This is one of those news headlines with no news….
From Radio Ink:
New Survey Concludes: Family Values Control Radio Listening
In a nationwide survey persons ages 15-49, Hudson Media Research has discovered some surprising information about why listeners are tuning out radio stations. It’s not excessive commercial loads or too much talk. It’s the song lyrics and deejay topics.
HMR conducted the survey to determine what percentage of people listen to the radio with school-aged children present and to examine the listening behavior of those respondents when the children are in earshot of the radio.
Among the key findings:
The older the respondent the more likely they are to have children present while listening to the radio.
An average of 50% of all respondents surveyed say they have school-aged children present, on a regular basis, when they listen to the radio. Of those, 80% say their radio station choices are limited to stations that are “safe” to listen to with kids present.
Where do I begin?
Where’s the news? Any responsible parent – and lots of them work in Radio – would answer these questions this way. It should come as no surprise that listenership among parents is affected by the presence of kids.
But consider this:
1. I do not believe that control of listening due to the presence of kids is anywhere near as widespread as noted here. In a society where the TV viewership of kids isn’t well monitored and video game choices and online usage are often free and unencumbered, no one can convince me that 80% of parents are exercising such extraordinary judgment when it comes to the Radio. This is a case of: “What’s the right way to answer this question such that I won’t look bad?”
2. Nobody ever said that everybody wanted to hear bawdy Radio or extreme lyrics. Our only claim is that some people do – and offering such programming is a valid way to stand out from those who don’t. It’s the zig you make while all the rest zag.

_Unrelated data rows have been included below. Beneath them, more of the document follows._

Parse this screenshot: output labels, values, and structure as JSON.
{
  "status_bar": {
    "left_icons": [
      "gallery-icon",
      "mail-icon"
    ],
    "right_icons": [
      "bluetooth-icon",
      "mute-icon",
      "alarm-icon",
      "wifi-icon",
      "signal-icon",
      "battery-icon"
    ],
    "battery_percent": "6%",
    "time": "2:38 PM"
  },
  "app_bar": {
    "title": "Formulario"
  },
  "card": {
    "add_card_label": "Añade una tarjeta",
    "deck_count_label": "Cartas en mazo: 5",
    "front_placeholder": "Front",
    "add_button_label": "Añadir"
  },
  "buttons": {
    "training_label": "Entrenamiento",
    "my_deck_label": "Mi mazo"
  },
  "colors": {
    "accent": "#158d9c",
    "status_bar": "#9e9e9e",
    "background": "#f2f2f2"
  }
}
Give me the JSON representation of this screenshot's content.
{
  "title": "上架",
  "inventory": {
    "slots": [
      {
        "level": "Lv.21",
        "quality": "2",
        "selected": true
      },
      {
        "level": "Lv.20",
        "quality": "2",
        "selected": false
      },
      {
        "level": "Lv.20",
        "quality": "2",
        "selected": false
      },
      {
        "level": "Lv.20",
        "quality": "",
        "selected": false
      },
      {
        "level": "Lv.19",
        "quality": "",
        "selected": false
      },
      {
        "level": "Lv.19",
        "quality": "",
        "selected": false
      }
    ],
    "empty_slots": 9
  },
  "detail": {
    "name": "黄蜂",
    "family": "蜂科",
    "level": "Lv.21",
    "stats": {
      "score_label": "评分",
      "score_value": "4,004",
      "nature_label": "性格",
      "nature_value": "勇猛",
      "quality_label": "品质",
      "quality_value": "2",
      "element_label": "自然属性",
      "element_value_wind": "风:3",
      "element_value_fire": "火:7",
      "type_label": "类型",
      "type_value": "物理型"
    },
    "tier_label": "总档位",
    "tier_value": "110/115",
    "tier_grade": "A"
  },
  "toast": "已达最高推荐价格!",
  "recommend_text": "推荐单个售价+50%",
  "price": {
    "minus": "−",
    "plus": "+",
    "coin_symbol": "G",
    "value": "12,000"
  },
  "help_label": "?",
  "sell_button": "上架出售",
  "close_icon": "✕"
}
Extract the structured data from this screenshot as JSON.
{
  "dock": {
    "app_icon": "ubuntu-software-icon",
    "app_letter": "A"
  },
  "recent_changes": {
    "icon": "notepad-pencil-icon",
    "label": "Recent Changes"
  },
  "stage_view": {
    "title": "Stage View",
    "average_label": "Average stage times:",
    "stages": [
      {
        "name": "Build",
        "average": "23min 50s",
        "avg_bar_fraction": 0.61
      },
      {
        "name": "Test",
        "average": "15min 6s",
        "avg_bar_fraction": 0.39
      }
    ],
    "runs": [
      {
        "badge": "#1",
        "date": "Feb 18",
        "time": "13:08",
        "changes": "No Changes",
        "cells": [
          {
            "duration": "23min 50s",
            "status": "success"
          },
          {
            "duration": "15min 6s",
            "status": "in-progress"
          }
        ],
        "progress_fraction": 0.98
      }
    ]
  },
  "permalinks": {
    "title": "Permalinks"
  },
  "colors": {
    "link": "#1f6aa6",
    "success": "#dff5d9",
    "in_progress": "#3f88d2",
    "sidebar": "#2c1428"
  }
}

3. If parents don’t like to hear naughty lyrics, then who’s doing all the listening in drive time to CHR and Urban and Active Rock?
Research headlines are notoriously half-correct. And these are no exception.